The Downright Filthy Pitching Series is a very in depth study of speed as it relates to the hitter's reaction time. Initial velocity is the speed of the ball as the radar gun sees it, perceived velocity is the speed of the ball as the mind's eye sees it and Effective Velocity is the speed it actually is. Effective Velocity is the initial velocity plus the location effects of the pitch due to different locations having different reaction times.
When a pitch is thrown at 90 MPH of initial velocity, it has 9 different possible speed zones it will enter depending on the location of the pitch. Within the strike zone, there are 5 time zones. In simple terms, a 90 MPH pitch can and does equal many different speeds, depending on where the pitch is located.
This begs a question, are the locations and the velocity combinations that you use regularly helping or hurting your battle with throwing off the hitters' timing? There are many major league pitchers, the majority of all we studied, misuse the combination of either velocity or location of at least one pitch. Most pitchers throw pitches that are intended to be off speed such as a slider that are consistently located where they are gaining Effective Velocity and the location of their fastball, which is intended to be fast is in a location that is losing Effective Velocity. This is called Effective Velocity Crossover, the speed of the slower pitch is gaining and the speed of the faster pitch is losing with the reaction time of both pitches heading toward each other. When they get to within 6 Effective Velocity Miles Per Hour of each other they are At Risk pitches. This phenomenon is responsible for over 50% of the hard hit balls in all the studies conducted over a 2 year period.
Lateral Lane Changes
When a pitch is thrown the same velocity to different lanes, the reach of the hitter will change which in turn changes the reaction time of the pitch. In essence, changing lanes also changes the velocity of the pitch. The speed does not actually change, but the time the hitter has to get the sweet spot of the bat to the exact location of the 100% on time contact point does change. The question is do you know how that change in reaction time will affect the outcome? Every pitch is headed toward or away from 100% on time contact all the time, do you know where your pitches are headed? These and many more questions are answered in Downright Filthy Pitching - Book 1.
Every pitch location has only point that can result in perfect 100% on time contact with 100% swing efficiency. Hitters can make adjustments such as drawing their arms in to try to get the fat part of the bat to hit a pitch in a location that is not ideal, but their swing efficiency will be lost to a certain degree.

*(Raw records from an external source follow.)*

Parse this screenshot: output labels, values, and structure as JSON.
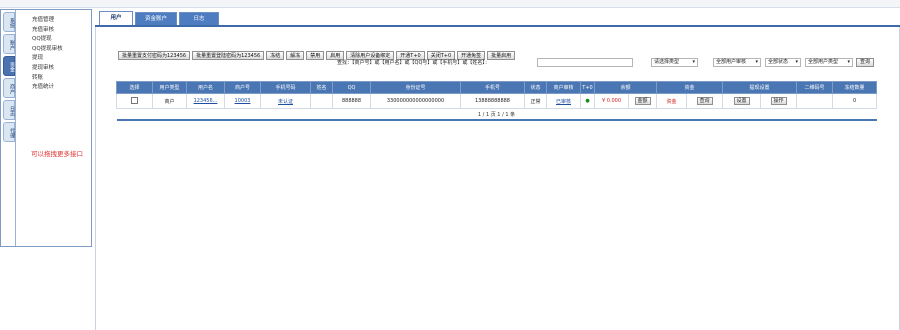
{
  "left": {
    "vtabs": [
      "系统",
      "账户",
      "资金",
      "商户",
      "日志",
      "代理"
    ],
    "active_vtab": 2,
    "menu": [
      "充值管理",
      "充值审核",
      "QQ提现",
      "QQ提现审核",
      "提现",
      "提现审核",
      "转账",
      "充值统计"
    ],
    "hint": "可以拖拽更多接口"
  },
  "tabs": [
    "用户",
    "资金账户",
    "日志"
  ],
  "toolbar": {
    "buttons": [
      "批量重置支付密码为123456",
      "批量重置登陆密码为123456",
      "冻结",
      "解冻",
      "禁用",
      "启用",
      "删除",
      "清除用户设备绑定",
      "开通T+0",
      "关闭T+0",
      "开通免签",
      "批量启用"
    ]
  },
  "search": {
    "label": "查找：【商户号】或【用户名】或【QQ号】或【手机号】或【姓名】：",
    "input_value": "",
    "select_type": "请选择类型",
    "select_audit": "全部用户审核",
    "select_status": "全部状态",
    "select_user_type": "全部用户类型",
    "query_btn": "查询"
  },
  "table": {
    "headers": [
      "选择",
      "用户类型",
      "用户名",
      "商户号",
      "手机号码",
      "姓名",
      "QQ",
      "身份证号",
      "手机号",
      "状态",
      "商户审核",
      "T+0",
      "余额",
      "",
      "资金",
      "",
      "提现设置",
      "",
      "二维码号",
      "冻结数量"
    ],
    "row": {
      "user_type": "商户",
      "username": "123456...",
      "merchant_no": "10003",
      "phone_status": "未认证",
      "name": "",
      "qq": "888888",
      "id_no": "330000000000000000",
      "mobile": "13888888888",
      "status": "正常",
      "audit": "已审核",
      "t0": "●",
      "balance": "¥ 0.000",
      "balance_btn": "金额",
      "funds": "资金",
      "funds_btn": "查询",
      "withdraw_btn1": "设置",
      "withdraw_btn2": "操作",
      "qrcode": "",
      "frozen": "0"
    },
    "pager": "1 / 1 页  1 / 1 条"
  }
}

Each location changes the Effective Velocity of every speed pitch. The pitch is "Effectively" faster or slower than the radar reading depending on the location. The baseballs below have numbers that represent the speed changes in Time Units. The +1 is not equal to 1 MPH but is equal to +1 Time Unit (Time Unit = time it takes the ball to travel 18" at a given speed) which means at 90 MPH the Time Unit will equal just below 3 MPH faster than the radar reading.
Foreword For Downright Filthy Pitching by Tom House:
I was both flattered and proud when Perry Husband asked me to write the foreword for Filthy: The Science of Effective Velocity. This book is actually the first written material explaining a new way to look at how a hitter tries to match his bat speed to a pitcher's pitch speed and location. He has been working on identifying and quantifying these phenomena for two years. Just being involved in the development of a new pitching concept, with the strategies and tactics to back it up, would have been enough but this foreword gives me a forum to chronicle how a hitting guy came up with something that actually helps pitchers! So here goes. "He knows how to pitch". These 5 words are the ultimate compliment to any pitcher who has mastered his craft. As an ex-major league pitcher and pitching coach who currently instructs with information researched at our *NPA Motion Analysis Lab, I am always looking for ways to improve a pitcher's performance. We've known for years that pitchers must have enough real velocity (actual MPH's) and/or perceived velocity (where release point distance can affect the perception of real velocity…1 foot of distance = 3 mph) to compete at higher levels. We know that elite pitchers locate, change speeds, and have late ball movement. We also know that elite pitchers must throw 3 pitches (fastball, breaking ball, change-up) to at least 2 locations (inside, outside) to compete successfully at higher levels. Obviously, commanding another pitch or two (cutter, split finger) to another location or two (up and in, down and away) is a bonus. What we didn't understand about elite pitchers (until Perry's R&D) is how to quantify their intuitive feel for putting all these pitching pieces together. That's what Filthy is all about….matching up real velocity, perceived velocity, and effective velocity with different pitches to different locations using a measurable protocol that will minimize a hitter's chance to make solid contact. "It's a must read for every pitcher or pitching coach who wants to perform at the higher levels of competition. It's also a must read for every hitter or hitting coach who wants to perform at the higher level. The answer is obvious. There's something in this book for everybody in baseball."